                    Same show, we several times blew shrapnel into our talent with balsa squibs.

                    Different show, which shall remain nameless, saw our lead actor arrested on-set for aiming a rubber prop gun at a child bystander. Lost another full day because he had an outstanding traffic warrant and the cops didn't like him.

                    Very, very recently had a PA drive Z1U batteries over thirty miles to my remote location (in the country) after completely forgetting to bring extras. Note to self: 5 hours, 31 minutes on an InfoLithium is without the tape rolling.

                    These stories are everywhere! Have fun, don't take it too seriously.

                    Erik Olson


                      Originally posted by Rosestar
                      PA's digging a large hole in the ground, that an actor had to jump into, dug right into a buried horse, a decaying buried horse. Because of time constraints, had to use the hole. Most of the crew almost puked from the smell..

                      LMFAO! Holy **** that was funny as hell! BUAHAHAHAHA
                      Twitter: jayscorsese


                        While you had the dead horse there, did someone at least beat it? I mean, can't let an opportunity like that go to waste, can you?
                        The AU-EVA1 Book - The DVX200 Book - The UX180 & UX90 Book - Lighting For Film & TV - Sound For Film & TV


                          those are definately not out of the ordinary.


                            Originally posted by GeneralO'neill
                            actors going out of town without notice during shooting
                            Damn actors... If we didn't need them for our movies I would definitely not use them.
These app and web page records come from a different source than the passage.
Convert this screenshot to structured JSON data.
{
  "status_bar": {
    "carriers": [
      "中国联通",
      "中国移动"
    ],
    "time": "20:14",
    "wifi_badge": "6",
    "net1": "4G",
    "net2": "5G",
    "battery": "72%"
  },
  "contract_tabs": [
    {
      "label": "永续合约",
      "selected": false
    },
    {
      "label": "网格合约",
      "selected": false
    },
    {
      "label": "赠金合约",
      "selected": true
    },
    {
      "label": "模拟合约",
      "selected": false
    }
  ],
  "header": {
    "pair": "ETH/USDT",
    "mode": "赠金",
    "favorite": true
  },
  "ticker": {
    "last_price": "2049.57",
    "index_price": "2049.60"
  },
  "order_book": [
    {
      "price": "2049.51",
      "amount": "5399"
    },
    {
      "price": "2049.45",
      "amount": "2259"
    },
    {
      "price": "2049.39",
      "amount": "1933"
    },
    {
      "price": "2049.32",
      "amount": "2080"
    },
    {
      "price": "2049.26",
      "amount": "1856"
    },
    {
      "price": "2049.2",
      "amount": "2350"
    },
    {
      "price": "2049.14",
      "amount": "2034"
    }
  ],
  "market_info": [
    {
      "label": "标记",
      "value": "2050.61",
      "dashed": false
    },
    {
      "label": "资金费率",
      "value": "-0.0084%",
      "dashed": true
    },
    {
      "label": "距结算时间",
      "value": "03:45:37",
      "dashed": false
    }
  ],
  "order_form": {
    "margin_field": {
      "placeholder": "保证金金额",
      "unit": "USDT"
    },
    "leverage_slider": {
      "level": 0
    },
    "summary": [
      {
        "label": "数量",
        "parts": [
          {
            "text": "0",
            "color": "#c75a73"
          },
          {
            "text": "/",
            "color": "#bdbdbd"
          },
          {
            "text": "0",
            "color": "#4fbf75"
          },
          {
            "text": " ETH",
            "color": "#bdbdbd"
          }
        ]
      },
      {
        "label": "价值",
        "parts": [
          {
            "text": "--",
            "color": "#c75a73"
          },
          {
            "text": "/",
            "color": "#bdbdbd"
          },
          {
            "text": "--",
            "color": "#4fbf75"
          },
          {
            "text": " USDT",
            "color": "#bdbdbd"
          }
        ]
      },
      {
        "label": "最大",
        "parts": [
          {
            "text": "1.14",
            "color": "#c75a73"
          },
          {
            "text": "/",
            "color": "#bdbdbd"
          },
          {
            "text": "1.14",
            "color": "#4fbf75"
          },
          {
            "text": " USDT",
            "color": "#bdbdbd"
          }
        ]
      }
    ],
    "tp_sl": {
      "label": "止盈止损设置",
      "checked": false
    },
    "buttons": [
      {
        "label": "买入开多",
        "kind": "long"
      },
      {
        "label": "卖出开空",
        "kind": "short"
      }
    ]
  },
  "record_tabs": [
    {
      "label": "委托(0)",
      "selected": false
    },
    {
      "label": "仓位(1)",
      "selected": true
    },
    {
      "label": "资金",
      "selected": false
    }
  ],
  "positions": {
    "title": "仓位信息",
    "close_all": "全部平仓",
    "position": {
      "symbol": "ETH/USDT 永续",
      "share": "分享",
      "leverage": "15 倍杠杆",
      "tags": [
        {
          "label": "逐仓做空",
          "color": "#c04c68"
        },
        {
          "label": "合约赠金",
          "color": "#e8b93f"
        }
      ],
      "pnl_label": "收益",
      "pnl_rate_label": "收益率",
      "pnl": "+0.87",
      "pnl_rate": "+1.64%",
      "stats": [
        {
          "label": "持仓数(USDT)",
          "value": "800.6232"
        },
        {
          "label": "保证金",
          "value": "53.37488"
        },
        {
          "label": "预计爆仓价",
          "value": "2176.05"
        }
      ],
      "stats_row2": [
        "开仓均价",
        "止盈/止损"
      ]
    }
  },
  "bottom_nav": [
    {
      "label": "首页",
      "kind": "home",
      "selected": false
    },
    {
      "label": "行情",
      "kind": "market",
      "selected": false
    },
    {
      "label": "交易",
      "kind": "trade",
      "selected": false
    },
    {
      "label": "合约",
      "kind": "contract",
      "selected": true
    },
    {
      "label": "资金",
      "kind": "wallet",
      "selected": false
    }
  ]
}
                              And that is the problem unfortunately... when people are not being paid your film is not on the top of their priority list... I am working on my first feature and most will be working for free or deferred payment... so I expect hassles...